- [MATERIAL PROVIDED]
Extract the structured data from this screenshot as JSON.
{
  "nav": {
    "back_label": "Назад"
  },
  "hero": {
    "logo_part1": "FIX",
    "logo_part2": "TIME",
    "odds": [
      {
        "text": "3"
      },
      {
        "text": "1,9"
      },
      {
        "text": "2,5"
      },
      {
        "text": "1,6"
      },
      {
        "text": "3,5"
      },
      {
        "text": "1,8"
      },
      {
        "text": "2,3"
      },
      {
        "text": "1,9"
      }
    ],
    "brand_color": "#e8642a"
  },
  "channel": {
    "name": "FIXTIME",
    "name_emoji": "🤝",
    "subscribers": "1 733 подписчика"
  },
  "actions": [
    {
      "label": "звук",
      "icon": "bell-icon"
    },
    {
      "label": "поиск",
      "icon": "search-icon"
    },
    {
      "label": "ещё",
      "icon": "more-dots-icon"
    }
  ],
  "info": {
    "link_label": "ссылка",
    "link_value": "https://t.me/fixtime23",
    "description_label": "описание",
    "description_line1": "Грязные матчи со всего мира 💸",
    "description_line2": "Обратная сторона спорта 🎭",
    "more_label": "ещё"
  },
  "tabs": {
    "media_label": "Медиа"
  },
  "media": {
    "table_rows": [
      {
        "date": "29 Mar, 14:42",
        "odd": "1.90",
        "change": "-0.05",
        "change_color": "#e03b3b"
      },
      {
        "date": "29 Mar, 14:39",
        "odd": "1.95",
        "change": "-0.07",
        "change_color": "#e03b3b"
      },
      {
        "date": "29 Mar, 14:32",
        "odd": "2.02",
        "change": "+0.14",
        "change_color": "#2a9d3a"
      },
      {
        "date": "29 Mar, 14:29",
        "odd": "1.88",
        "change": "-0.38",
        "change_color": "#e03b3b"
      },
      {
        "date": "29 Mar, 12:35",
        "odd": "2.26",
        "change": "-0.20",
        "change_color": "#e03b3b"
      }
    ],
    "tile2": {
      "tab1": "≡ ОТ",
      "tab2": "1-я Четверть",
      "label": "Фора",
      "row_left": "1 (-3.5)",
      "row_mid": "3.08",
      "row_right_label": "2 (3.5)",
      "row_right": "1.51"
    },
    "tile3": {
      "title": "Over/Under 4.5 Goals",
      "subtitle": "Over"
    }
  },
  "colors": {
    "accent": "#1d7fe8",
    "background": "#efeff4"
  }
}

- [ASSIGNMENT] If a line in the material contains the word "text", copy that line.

- [FINISHED EXERCISE]
        "text": "3"
        "text": "1,9"
        "text": "2,5"
        "text": "1,6"
        "text": "3,5"
        "text": "1,8"
        "text": "2,3"
        "text": "1,9"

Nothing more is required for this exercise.